--- DATASET ENTRIES ---
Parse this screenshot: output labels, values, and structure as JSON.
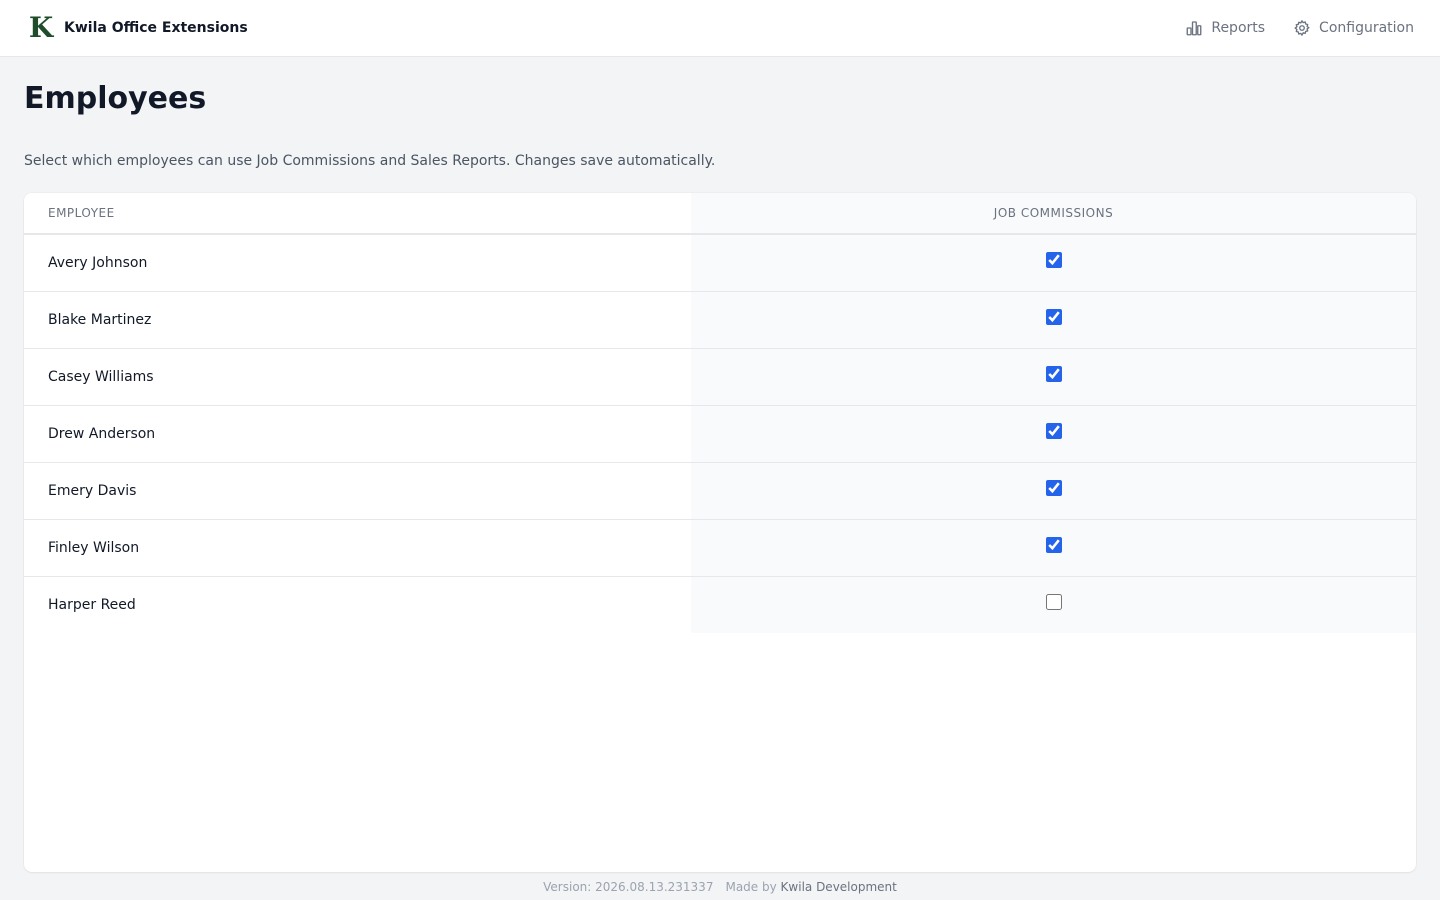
{
  "header": {
    "logo_letter": "K",
    "app_name": "Kwila Office Extensions",
    "nav": [
      {
        "label": "Reports",
        "icon": "bar-chart-icon"
      },
      {
        "label": "Configuration",
        "icon": "gear-icon"
      }
    ]
  },
  "page": {
    "title": "Employees",
    "description": "Select which employees can use Job Commissions and Sales Reports. Changes save automatically."
  },
  "table": {
    "columns": [
      "Employee",
      "Job Commissions"
    ],
    "rows": [
      {
        "name": "Avery Johnson",
        "job_commissions": true
      },
      {
        "name": "Blake Martinez",
        "job_commissions": true
      },
      {
        "name": "Casey Williams",
        "job_commissions": true
      },
      {
        "name": "Drew Anderson",
        "job_commissions": true
      },
      {
        "name": "Emery Davis",
        "job_commissions": true
      },
      {
        "name": "Finley Wilson",
        "job_commissions": true
      },
      {
        "name": "Harper Reed",
        "job_commissions": false
      }
    ]
  },
  "footer": {
    "version": "Version: 2026.08.13.231337",
    "made_by": "Made by",
    "developer": "Kwila Development"
  },
  "colors": {
    "accent": "#2563eb",
    "logo": "#1f4d2b",
    "background": "#f3f4f6"
  }
}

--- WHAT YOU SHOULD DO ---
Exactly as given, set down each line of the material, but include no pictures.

--- OUTPUT BELOW ---
Parse this screenshot: output labels, values, and structure as JSON.
{
  "header": {
    "logo_letter": "K",
    "app_name": "Kwila Office Extensions",
    "nav": [
      {
        "label": "Reports",
        "icon": "bar-chart-icon"
      },
      {
        "label": "Configuration",
        "icon": "gear-icon"
      }
    ]
  },
  "page": {
    "title": "Employees",
    "description": "Select which employees can use Job Commissions and Sales Reports. Changes save automatically."
  },
  "table": {
    "columns": [
      "Employee",
      "Job Commissions"
    ],
    "rows": [
      {
        "name": "Avery Johnson",
        "job_commissions": true
      },
      {
        "name": "Blake Martinez",
        "job_commissions": true
      },
      {
        "name": "Casey Williams",
        "job_commissions": true
      },
      {
        "name": "Drew Anderson",
        "job_commissions": true
      },
      {
        "name": "Emery Davis",
        "job_commissions": true
      },
      {
        "name": "Finley Wilson",
        "job_commissions": true
      },
      {
        "name": "Harper Reed",
        "job_commissions": false
      }
    ]
  },
  "footer": {
    "version": "Version: 2026.08.13.231337",
    "made_by": "Made by",
    "developer": "Kwila Development"
  },
  "colors": {
    "accent": "#2563eb",
    "logo": "#1f4d2b",
    "background": "#f3f4f6"
  }
}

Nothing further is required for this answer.